**WHAT IS REQUIRED:** Find the string "title" in the records and copy each line where it occurs.

RECORDS PROVIDED: Begin

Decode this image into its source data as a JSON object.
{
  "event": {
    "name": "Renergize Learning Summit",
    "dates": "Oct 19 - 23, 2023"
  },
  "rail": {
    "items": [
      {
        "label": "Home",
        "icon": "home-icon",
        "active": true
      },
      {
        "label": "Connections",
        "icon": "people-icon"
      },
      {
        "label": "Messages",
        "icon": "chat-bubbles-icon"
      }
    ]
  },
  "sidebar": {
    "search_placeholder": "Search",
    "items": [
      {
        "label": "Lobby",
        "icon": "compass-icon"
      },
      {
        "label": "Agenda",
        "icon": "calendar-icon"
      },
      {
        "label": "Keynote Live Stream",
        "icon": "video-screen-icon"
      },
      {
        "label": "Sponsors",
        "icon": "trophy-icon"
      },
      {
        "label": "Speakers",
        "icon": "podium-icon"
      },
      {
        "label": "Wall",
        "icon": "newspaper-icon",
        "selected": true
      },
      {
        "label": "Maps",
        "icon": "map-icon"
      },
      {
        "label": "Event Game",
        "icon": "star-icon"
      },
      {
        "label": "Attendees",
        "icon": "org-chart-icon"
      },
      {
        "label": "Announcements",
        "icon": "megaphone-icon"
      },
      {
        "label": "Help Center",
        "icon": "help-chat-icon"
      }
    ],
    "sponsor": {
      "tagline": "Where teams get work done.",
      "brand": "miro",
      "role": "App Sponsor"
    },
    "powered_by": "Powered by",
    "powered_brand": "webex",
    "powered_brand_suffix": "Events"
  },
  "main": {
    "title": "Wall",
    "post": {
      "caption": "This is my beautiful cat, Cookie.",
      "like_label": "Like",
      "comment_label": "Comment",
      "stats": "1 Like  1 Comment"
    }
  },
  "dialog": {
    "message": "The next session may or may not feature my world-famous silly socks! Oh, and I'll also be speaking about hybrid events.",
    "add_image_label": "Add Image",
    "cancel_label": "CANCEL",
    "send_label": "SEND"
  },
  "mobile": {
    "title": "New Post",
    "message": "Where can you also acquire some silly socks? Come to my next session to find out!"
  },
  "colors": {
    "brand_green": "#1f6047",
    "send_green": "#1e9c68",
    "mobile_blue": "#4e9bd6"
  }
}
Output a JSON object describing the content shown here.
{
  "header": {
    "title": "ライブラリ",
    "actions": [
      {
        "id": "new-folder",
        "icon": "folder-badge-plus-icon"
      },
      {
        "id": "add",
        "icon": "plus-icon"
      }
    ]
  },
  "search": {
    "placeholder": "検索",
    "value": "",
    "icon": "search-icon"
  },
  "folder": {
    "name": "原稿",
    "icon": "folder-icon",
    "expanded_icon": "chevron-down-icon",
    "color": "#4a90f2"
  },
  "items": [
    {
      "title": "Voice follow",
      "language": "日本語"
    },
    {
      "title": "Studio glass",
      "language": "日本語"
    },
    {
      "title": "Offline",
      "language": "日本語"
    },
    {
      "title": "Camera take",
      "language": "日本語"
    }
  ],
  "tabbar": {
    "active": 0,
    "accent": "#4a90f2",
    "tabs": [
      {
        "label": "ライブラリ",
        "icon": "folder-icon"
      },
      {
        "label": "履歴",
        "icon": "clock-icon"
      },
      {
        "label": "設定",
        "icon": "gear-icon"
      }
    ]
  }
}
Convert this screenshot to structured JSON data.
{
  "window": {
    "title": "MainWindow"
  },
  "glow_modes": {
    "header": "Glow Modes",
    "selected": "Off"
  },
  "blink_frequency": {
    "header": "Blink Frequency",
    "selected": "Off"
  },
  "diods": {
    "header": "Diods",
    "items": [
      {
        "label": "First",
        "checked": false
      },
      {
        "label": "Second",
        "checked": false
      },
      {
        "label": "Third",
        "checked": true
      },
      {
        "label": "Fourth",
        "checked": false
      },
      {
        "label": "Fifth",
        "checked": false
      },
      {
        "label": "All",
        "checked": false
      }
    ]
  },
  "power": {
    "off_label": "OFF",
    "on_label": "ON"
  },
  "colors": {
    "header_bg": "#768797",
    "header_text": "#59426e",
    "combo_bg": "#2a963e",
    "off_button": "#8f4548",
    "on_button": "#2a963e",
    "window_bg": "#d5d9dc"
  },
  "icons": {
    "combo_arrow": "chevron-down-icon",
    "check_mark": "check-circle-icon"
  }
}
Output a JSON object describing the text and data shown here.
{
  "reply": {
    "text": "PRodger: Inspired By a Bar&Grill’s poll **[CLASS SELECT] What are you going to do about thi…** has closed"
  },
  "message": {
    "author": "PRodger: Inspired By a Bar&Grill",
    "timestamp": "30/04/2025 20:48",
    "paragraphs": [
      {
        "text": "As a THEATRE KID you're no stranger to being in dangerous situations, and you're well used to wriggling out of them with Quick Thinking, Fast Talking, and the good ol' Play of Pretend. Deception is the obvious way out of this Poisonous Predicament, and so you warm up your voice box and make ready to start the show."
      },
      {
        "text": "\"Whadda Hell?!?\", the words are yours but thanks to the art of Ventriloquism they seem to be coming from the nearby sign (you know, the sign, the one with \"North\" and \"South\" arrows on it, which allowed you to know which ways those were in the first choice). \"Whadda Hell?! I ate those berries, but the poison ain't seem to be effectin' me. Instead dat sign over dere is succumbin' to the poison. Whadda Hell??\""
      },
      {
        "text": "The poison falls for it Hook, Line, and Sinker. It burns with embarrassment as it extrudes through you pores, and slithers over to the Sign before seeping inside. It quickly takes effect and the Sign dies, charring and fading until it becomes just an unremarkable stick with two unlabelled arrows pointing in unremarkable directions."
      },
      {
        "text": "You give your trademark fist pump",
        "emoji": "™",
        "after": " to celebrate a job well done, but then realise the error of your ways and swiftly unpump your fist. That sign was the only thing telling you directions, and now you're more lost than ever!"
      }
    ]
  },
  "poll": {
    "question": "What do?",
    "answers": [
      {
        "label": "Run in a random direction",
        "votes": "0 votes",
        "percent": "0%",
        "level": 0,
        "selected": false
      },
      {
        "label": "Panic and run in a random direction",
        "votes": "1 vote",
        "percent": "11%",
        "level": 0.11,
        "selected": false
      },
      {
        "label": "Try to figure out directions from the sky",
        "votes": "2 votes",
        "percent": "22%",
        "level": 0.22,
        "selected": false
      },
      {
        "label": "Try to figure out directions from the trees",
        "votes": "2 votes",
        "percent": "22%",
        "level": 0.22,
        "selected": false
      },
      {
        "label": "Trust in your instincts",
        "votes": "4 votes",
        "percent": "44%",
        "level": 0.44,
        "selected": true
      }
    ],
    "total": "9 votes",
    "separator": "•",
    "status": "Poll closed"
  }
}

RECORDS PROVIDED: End

**TASK RESULT:**
    "title": "Wall",
    "title": "New Post",
    "title": "ライブラリ",
      "title": "Voice follow",
      "title": "Studio glass",
      "title": "Offline",
      "title": "Camera take",
    "title": "MainWindow"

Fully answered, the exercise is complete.